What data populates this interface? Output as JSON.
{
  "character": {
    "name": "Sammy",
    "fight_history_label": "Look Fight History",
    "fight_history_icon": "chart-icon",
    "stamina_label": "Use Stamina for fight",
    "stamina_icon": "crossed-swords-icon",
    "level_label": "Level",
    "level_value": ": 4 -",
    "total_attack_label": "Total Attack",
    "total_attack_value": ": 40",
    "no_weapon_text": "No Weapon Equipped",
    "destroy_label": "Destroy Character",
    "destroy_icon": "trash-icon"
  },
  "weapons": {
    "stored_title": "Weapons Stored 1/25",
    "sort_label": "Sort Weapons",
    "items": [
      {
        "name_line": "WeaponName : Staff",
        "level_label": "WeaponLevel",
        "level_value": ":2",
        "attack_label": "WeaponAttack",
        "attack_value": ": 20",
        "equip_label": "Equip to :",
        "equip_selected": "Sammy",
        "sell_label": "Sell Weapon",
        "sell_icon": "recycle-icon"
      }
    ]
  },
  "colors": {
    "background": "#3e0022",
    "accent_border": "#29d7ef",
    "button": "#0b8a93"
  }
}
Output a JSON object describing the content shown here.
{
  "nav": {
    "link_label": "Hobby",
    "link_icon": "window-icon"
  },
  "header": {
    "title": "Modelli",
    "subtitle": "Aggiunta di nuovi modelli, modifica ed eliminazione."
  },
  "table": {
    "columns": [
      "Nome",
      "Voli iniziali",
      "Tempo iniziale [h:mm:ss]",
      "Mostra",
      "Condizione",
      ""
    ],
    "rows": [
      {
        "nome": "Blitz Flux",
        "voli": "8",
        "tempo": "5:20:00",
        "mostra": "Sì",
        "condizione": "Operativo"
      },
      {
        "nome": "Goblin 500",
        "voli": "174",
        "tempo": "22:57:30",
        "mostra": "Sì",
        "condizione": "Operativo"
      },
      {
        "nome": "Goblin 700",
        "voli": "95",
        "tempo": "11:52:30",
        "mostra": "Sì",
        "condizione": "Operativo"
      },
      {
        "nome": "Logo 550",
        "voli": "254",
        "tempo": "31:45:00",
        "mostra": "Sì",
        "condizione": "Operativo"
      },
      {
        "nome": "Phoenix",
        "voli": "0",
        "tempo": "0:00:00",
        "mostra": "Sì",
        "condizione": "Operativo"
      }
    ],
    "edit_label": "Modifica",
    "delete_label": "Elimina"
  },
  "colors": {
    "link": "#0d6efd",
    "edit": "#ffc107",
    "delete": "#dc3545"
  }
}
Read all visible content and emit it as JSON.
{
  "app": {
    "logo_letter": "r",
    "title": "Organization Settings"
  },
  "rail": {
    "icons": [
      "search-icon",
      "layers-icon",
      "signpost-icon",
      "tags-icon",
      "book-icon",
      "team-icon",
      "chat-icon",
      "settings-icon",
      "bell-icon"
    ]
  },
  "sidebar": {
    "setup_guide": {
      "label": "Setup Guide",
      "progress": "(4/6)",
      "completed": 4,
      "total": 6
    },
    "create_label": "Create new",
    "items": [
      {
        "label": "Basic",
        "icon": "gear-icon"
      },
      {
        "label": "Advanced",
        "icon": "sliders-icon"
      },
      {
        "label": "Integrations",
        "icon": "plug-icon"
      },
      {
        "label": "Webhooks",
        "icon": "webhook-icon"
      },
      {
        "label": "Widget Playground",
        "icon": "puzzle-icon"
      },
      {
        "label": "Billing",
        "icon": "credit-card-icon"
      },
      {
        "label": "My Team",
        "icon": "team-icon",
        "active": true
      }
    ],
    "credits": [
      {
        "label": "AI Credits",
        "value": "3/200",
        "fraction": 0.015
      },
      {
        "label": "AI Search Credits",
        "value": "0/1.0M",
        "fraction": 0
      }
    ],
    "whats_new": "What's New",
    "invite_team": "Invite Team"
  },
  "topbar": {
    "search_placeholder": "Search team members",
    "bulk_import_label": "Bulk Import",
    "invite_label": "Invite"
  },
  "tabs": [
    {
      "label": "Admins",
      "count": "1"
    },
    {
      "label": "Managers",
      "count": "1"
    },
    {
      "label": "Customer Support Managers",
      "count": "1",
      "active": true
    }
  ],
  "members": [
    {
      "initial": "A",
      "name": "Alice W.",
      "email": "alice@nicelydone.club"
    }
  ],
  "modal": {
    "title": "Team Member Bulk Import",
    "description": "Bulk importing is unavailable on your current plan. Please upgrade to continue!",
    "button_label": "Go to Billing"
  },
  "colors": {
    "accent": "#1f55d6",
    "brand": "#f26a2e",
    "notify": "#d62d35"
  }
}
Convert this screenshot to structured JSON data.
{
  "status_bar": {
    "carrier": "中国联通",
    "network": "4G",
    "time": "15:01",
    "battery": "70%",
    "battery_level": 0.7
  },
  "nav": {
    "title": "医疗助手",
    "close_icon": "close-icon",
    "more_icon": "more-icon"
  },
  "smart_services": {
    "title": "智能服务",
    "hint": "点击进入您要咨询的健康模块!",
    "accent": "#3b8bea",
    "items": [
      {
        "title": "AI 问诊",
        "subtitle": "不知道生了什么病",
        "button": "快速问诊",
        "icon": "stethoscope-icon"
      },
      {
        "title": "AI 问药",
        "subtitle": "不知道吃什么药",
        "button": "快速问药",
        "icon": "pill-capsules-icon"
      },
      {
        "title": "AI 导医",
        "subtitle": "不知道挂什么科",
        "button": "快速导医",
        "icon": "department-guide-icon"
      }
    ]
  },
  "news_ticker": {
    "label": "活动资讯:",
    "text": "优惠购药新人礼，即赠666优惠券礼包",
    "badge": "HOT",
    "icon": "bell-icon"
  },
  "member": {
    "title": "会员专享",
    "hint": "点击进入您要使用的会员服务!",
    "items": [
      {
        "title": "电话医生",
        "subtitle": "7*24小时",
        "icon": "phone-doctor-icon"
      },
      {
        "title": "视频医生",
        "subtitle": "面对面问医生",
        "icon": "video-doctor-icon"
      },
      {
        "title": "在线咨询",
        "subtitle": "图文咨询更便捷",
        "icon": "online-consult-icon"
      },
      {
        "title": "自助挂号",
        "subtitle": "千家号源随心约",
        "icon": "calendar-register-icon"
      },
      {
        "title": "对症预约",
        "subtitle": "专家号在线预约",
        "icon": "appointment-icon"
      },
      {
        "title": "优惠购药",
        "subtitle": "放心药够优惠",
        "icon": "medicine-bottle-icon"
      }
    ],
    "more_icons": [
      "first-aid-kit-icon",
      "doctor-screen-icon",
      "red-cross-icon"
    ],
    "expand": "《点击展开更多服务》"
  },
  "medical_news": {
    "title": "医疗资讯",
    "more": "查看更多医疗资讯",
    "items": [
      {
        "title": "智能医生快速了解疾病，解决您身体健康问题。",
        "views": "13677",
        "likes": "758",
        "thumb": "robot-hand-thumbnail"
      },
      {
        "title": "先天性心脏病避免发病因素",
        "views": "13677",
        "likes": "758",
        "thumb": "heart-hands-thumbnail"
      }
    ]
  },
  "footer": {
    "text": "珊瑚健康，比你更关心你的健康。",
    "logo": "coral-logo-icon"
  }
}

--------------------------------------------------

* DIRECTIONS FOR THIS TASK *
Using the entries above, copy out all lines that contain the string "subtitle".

* SOLUTION TO THIS TASK *
    "subtitle": "Aggiunta di nuovi modelli, modifica ed eliminazione."
        "subtitle": "不知道生了什么病",
        "subtitle": "不知道吃什么药",
        "subtitle": "不知道挂什么科",
        "subtitle": "7*24小时",
        "subtitle": "面对面问医生",
        "subtitle": "图文咨询更便捷",
        "subtitle": "千家号源随心约",
        "subtitle": "专家号在线预约",
        "subtitle": "放心药够优惠",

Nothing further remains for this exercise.